While she stated that both the issues experienced on campus and the rights of the two students involved needed to be considered, she was confident a reasonable decision could be made and Bryn Mawr could move forward through better diversity education.

This statement seemed to be saying that this was all a misunderstanding by the two students involved, and the school, while letting the student body resolve the issue, was deeply committed to the support and proper representation of the students of color at Bryn Mawr.

The flag was removed following the demonstration.

Gone but Not Forgotten

While the initial concern over the display of the Confederate flag had been rectified, many felt that the students in question were not forced to face the consequences of their actions. Many wanted these women to be examples for a stronger presence of a zero tolerance policy for racial bias and insensitivity.

In a signed letter, representatives of the Radnor community asked for the removal of the two women not just from Radnor Hall, but the campus residential community as a whole. “While we are unwilling to live in an environment with those students, we cannot, in good conscience, impose this threat on members of the greater Bryn Mawr community,” the letter said.

Bryn Mawr strongly supports the idea of self-governance. So, when a statement, such as the letter by Radnor residents, gives a clear issue and solution, and is backed by the majority of the residents at the residence hall, it is generally honored.

The two students were relocated to an off-campus apartment leased by the college.

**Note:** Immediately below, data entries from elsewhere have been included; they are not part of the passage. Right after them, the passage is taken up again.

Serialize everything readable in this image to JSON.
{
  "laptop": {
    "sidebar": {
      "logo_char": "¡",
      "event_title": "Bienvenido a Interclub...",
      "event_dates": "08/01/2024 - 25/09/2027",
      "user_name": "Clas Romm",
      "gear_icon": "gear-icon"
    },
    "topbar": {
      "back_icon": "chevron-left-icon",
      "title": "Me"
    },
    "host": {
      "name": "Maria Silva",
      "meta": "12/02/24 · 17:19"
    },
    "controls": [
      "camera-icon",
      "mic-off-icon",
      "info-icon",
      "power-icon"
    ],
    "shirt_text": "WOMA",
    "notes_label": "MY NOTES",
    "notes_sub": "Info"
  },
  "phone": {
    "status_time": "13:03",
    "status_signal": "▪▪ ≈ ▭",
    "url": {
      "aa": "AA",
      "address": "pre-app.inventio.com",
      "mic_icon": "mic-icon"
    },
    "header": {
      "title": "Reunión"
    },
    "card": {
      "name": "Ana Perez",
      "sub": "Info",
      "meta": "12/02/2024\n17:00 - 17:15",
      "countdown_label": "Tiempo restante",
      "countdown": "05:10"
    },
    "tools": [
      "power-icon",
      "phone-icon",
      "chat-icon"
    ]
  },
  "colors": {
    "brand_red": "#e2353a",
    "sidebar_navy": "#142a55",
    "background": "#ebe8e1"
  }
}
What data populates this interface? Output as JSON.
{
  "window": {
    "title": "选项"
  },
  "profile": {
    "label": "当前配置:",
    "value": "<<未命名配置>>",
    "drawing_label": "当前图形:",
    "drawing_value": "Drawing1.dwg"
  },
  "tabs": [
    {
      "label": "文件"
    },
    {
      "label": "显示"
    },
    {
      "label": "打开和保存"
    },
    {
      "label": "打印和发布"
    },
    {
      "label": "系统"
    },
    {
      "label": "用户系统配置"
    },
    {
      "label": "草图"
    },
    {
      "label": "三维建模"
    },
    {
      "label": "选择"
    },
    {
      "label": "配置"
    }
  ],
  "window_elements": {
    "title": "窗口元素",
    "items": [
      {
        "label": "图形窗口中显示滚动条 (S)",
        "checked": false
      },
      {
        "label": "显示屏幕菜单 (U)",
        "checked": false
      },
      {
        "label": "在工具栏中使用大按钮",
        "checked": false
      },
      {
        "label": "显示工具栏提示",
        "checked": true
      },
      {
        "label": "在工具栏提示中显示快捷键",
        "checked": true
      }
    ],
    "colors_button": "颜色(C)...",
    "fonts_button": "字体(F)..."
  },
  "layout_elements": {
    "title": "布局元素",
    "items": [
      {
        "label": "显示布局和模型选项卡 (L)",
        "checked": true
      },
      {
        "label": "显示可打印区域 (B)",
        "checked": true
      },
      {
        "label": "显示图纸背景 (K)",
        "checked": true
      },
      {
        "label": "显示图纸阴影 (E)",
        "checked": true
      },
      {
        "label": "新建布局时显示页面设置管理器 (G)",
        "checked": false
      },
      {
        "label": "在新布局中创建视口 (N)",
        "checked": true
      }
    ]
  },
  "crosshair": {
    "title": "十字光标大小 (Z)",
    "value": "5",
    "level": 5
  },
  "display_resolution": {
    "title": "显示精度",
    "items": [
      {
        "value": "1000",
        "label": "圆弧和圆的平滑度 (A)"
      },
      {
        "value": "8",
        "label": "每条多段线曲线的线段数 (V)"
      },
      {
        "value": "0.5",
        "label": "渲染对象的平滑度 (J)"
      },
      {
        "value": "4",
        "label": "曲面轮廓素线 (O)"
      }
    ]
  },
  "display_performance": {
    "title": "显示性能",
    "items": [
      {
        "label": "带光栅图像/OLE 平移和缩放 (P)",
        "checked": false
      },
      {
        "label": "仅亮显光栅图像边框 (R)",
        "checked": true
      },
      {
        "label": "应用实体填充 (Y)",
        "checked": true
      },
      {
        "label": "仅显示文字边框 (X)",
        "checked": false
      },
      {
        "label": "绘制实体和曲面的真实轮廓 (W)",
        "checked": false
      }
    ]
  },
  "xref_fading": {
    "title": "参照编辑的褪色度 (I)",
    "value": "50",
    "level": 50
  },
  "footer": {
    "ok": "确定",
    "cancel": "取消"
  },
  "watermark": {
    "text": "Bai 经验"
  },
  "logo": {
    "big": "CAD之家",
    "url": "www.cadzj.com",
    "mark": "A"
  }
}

Repercussions also found their way into the two students’ extracurricular lives.

As members of multiple athletic teams, their right to continue participation was called into question. Ultimately, it was decided that the students be allowed to keep their places on the roster. However, one of the students was removed from her leadership position as the secretary of SAAC, the Student Athletic Advisory Committee.

The events surrounding what began as a harmless, if misguided, display of hometown pride became a conduit for larger issues.

Two students raised in the South and ignorant of the racial implications of the Confederate Flag found themselves as symbols for the larger culture of passive oppression through a refusal by administrations to act quickly and decisively in instances of personal insensitivity and bias.

This led to their removal from campus, loss of leadership positions, and quasi-ostracism from the community at large.

Are these just consequences for the ignorant actions of two college students? Or are they an over-zealous response channeled by frustration at not being able to address racism on a larger systemic basis?